Just last week, I had the honor of visiting the Indianapolis Museum of Art (IMA) to discuss the future of technology in museums. This museum is boldly discovering ways to engage their visitors while opening the vault of curator knowledge for public access. From the XRoom to the handheld museum guide with wireless location sensing, I’m blown away by what they’ve accomplished in such a short period of time.
In preparing for this visit, I’ve been thinking long and hard about my own visions for the future of technology in museums. In my work with museums, I always start with these foundational principles:
- The original work of art is primary
- The physical work of art is sacred
- Nothing is better than being in the presence of the actual work of art
And the next step is to give each of you the key to discover the treasures of ideas, interpretations and history that are hidden within the brilliant minds of you, the artists, art historians, curators and museum staff. Treasures that add layers of meaning and open more doors to connecting with these precious works of art. But I can’t stop there. No, my mission is even larger than making the art and the museums knowledge available to everyone. My mission is to enrich the museum experience by tapping into the collective wisdom of everyone who crosses into the gallery space, both physically and virtually.
As I stood in the lobby of IMA, I witnessed part of my vision. A father and his young son were at the front desk. The son had obviously been crying. He didn’t want to go to an art museum. He just wanted to go outside and play. The museum staff warmly greeted them and prescribed a trip to the X Room. Imagine that you are the child, being hauled upstairs against your will.
As you enter the X Room, your eyes are drawn to a large table in the center of a dark room.
Small images of art are projected onto the table surface.
You notice an oval object resting on the table with an “?” on it. Reaching for the “?”, you move it along the table, like a wireless mouse, until the “?” is sitting on top of an image of art that interests you. Suddenly the images on the wall next to you change in response to where you just placed the “?” on the table.

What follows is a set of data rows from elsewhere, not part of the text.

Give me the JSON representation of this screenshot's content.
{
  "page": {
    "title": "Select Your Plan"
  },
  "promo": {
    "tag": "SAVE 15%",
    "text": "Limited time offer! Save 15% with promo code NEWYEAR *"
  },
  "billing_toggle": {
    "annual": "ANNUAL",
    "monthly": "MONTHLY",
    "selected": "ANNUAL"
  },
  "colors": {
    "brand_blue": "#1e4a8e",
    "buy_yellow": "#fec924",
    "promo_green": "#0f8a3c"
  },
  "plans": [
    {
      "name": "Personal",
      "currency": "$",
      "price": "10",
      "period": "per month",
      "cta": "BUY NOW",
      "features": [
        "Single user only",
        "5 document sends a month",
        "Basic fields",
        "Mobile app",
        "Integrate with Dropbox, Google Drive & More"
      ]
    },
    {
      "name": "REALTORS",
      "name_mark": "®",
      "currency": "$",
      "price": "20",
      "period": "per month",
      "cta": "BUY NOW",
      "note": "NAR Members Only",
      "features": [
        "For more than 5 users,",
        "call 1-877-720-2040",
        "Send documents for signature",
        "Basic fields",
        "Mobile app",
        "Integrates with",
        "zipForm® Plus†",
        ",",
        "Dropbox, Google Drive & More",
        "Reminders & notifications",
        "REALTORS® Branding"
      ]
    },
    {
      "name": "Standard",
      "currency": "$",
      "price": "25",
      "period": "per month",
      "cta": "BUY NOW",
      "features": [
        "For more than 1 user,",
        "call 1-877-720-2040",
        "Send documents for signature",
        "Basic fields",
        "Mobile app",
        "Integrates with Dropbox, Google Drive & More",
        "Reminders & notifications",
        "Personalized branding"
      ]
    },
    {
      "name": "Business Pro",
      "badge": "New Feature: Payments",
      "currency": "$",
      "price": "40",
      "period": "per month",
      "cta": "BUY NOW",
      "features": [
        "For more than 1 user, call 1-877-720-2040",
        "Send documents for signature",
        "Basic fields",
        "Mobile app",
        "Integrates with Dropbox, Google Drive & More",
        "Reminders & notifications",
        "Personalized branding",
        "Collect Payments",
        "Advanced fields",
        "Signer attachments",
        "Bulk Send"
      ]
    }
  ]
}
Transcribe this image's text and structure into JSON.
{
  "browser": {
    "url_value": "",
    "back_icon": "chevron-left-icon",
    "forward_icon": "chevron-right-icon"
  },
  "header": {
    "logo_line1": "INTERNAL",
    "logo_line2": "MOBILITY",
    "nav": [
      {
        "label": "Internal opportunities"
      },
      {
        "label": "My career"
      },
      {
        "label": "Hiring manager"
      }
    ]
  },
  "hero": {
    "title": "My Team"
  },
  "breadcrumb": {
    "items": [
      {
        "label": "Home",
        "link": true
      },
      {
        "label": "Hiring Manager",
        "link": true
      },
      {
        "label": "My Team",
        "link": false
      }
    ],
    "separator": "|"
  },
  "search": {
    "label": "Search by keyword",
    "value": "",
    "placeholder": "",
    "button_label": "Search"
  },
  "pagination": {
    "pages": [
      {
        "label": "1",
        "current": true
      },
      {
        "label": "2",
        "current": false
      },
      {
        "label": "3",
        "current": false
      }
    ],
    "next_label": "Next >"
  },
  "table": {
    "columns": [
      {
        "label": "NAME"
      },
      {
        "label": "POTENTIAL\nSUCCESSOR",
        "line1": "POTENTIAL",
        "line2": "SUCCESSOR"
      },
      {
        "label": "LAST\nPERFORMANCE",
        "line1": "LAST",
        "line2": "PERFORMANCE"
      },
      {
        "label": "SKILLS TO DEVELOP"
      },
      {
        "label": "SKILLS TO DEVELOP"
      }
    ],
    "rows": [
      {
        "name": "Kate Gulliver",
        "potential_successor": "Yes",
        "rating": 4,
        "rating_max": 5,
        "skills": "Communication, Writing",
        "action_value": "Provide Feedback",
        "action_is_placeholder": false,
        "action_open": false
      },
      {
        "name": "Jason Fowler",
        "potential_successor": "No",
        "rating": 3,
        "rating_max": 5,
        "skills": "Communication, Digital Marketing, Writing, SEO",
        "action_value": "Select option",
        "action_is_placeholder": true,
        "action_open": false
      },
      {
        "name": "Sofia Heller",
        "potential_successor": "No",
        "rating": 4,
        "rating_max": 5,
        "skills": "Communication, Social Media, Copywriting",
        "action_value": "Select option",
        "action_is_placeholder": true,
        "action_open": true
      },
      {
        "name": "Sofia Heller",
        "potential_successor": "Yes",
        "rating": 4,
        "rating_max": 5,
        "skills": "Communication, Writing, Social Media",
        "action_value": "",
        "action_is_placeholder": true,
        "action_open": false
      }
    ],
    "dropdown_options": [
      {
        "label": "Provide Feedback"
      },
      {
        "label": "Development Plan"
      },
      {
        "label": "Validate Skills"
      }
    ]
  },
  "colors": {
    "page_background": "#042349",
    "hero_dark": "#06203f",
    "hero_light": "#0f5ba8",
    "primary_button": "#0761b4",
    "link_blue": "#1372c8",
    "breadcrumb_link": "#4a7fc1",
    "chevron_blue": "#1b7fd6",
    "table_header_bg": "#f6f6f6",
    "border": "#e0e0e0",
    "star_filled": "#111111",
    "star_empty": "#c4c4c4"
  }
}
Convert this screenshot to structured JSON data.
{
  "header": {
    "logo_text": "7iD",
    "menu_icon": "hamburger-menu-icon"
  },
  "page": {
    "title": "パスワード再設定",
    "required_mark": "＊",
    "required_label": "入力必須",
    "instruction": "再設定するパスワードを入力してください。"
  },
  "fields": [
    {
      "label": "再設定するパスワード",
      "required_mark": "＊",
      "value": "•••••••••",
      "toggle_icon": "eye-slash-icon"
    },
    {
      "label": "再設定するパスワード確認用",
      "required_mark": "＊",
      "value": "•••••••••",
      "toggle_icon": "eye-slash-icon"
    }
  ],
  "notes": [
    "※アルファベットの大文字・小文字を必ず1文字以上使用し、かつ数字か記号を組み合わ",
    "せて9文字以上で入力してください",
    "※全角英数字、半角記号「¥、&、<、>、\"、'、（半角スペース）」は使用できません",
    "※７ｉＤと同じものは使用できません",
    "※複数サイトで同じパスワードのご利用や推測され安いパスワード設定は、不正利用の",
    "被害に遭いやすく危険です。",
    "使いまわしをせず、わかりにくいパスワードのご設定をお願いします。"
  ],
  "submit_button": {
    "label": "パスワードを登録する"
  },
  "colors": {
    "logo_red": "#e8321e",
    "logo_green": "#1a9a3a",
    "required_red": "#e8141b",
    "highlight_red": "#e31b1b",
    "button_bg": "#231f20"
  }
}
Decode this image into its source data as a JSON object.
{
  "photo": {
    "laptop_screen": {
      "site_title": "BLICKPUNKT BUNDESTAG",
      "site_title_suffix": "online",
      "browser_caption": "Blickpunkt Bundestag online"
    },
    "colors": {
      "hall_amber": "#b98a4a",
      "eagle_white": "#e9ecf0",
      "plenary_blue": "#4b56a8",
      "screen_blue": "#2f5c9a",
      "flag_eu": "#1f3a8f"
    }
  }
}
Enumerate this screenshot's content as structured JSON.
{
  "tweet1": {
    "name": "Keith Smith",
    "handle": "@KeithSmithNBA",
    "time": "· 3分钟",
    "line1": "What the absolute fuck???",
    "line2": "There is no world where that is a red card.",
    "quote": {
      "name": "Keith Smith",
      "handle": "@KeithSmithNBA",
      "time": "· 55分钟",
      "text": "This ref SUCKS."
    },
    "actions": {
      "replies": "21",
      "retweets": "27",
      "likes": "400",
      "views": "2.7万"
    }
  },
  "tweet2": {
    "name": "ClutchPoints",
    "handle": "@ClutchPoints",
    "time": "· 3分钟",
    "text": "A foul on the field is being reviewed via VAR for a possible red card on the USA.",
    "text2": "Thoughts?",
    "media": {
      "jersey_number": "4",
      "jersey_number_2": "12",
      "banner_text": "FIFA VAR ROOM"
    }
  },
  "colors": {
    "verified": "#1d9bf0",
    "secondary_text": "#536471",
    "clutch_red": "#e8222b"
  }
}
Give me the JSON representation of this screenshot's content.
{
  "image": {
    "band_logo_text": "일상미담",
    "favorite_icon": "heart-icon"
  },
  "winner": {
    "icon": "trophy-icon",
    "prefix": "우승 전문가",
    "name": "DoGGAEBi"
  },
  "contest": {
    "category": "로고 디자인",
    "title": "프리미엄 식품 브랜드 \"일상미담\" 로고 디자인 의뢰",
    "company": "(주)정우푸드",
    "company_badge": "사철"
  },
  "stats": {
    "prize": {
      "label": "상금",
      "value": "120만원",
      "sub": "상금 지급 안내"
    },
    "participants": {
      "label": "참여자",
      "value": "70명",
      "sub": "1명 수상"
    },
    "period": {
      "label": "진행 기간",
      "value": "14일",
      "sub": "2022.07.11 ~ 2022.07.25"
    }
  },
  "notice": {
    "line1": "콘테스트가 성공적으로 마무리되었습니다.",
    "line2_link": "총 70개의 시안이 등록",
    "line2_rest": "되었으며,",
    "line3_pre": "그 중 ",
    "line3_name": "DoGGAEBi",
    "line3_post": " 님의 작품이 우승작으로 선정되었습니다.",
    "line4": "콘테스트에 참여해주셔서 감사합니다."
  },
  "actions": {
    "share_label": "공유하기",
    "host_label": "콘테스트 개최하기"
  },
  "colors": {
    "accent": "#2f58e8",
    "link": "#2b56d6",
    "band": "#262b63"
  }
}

Your tears are long forgotten. You are fascinated and reach for another “wireless mouse” and look carefully at the art displayed on the table. You show your father how you can select a work of art and everyone in the room turns to see the information about this work displayed on another wall of the X Room.
Pictures and words can’t begin to describe the X Room. The table is visually engaging. You are immersed in the collection. You are in control and choose what is displayed on the wall. The experience is socially and intellectually stimulating. And my mind doesn’t stop here. Applying what I’ve learned about Web 2.0 and Falk & Dierking’s “Learning From Museums”, I’m developing goals for what I call Art 2.0. For me, these Art 2.0 goals are the key to making sure that technology truly enhances the museum experience as opposed to detracting from it. When I put technology in your hands, I want it to support your ability to discover, connect and share your museum experience digitally.
- Does the information technology (IT) ignite your personal interest in the art?
- Does IT trigger deeper exploration of the art.
- In the gallery and with the IT, is yourbehavior non-linear and emergent (not predetermined).
- Are you unaware of fatigue / unaware of passage of time.
- Do you make meaningful personal connection with the art?– Aha! moments
- Is the experience emotionally, intellectually, socially and/or spiritually satisfying to you?
- Do you want to share personal meaning and discoveries with others?
- Did you add a valuable layer of interpretive information to the system that others find interesting and/or inspiring?
- Does the IT system become richer the more people use it?
Care to join me on this adventure? Or do you think technology doesn’t belong in the gallery? Can a system that encourages everyone to share their experiences have value? Do you care what others see, feel or think when they look at a work of art? Would you rather just know what the artist was thinking? Or, would you really just rather go outside and play?